Handwriting makes my hand hurt. That, and I feel cramped by the limitations of paper and ink. I edit a lot as I go along, and you have to cross out, draw little arrows, etc. etc. and it's too hard to go back and add things in the middle of what you were saying three pages before... we had a computer starting when I was in fourth or fifth grade I guess and ever since I've written almost everything of substance on one.
For me, I actually find that -- the going back and editing -- is a lot of WHY pens work better for me. When I'm writing on computer, I tend to get bogged down, I go back and edit while I'm writing, and my forward progress gets slower... and slower... and eventually stops. When I'm writing in pen, I kind of have to just keep going, and I can do my editing when I type it all up.

Handwriting makes my hand hurt.

I know the feeling. About eighteen months ago, I had to take a written exam for the first time in more than twenty years.
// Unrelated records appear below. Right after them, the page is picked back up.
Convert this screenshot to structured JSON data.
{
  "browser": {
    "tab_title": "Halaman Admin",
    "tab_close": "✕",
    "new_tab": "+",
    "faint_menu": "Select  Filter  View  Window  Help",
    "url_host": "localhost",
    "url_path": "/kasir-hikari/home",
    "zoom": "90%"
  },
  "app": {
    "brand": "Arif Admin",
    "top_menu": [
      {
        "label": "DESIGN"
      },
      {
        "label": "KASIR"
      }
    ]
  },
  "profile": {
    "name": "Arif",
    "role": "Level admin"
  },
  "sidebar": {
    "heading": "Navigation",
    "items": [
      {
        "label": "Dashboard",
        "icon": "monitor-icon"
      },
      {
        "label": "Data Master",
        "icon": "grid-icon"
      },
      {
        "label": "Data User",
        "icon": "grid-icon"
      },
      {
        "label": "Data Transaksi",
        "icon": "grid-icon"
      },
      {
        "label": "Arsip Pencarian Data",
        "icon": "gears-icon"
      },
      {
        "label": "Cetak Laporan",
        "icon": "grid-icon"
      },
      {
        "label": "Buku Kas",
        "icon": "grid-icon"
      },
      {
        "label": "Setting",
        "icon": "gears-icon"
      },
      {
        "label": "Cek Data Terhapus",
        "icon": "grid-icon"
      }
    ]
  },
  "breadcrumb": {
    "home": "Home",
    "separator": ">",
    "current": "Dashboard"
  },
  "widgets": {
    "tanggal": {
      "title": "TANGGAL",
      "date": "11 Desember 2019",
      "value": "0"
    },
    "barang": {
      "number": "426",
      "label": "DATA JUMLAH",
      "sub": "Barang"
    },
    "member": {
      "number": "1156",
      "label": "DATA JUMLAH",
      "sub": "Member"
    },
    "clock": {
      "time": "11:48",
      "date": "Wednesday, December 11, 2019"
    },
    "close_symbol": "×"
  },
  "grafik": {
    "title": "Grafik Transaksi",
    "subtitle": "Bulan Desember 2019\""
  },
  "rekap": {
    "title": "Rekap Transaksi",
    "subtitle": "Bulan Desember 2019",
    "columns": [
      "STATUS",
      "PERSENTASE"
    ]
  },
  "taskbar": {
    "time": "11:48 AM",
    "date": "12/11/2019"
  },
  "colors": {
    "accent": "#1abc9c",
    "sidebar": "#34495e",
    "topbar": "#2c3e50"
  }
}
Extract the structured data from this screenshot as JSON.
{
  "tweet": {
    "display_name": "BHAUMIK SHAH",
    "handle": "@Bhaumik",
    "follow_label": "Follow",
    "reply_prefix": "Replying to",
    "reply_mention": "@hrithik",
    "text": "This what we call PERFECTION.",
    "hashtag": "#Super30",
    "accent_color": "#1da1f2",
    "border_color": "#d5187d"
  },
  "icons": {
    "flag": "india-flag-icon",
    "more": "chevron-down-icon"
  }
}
I honestly didn't know whether I could still write by hand for three straight hours!

In the end, the time flew past (it was an exam, after all), but boy, did my hand hurt when those three hours were up.
My problem is, as a southpaw, and one whose hand curls over to write, the heel of my left hand smears what I've just written if the ink doesn't dry almost instantly. Dad always knew when I'd been busy at school because I'd have ink & graphite smeared across my hand.

So I prefer typing. I also type so much faster than I write, so I actually get most things down, rather than skipping words, as I'm wont to do with paper & pen.

I agree, though, a nice pen on good paper makes all the difference.
I don't think writing is really passe. Handwriting sucks though, but sometimes when you're on a train and you don't want to go "Tok tok" with your PDA pencil on the screen as you try to get your thoughts out.

I use a plain notebook and usually an ordinary uniball Signo RT. I like pens that have ink that run smoothly. Ordinary ballpoint pens don't usually have their ink running smoothly. I like to use the Uniball or Pilot G2. Their ink usually flow quite smoothly when I write.

Anyway....XD Merry Christmas dear.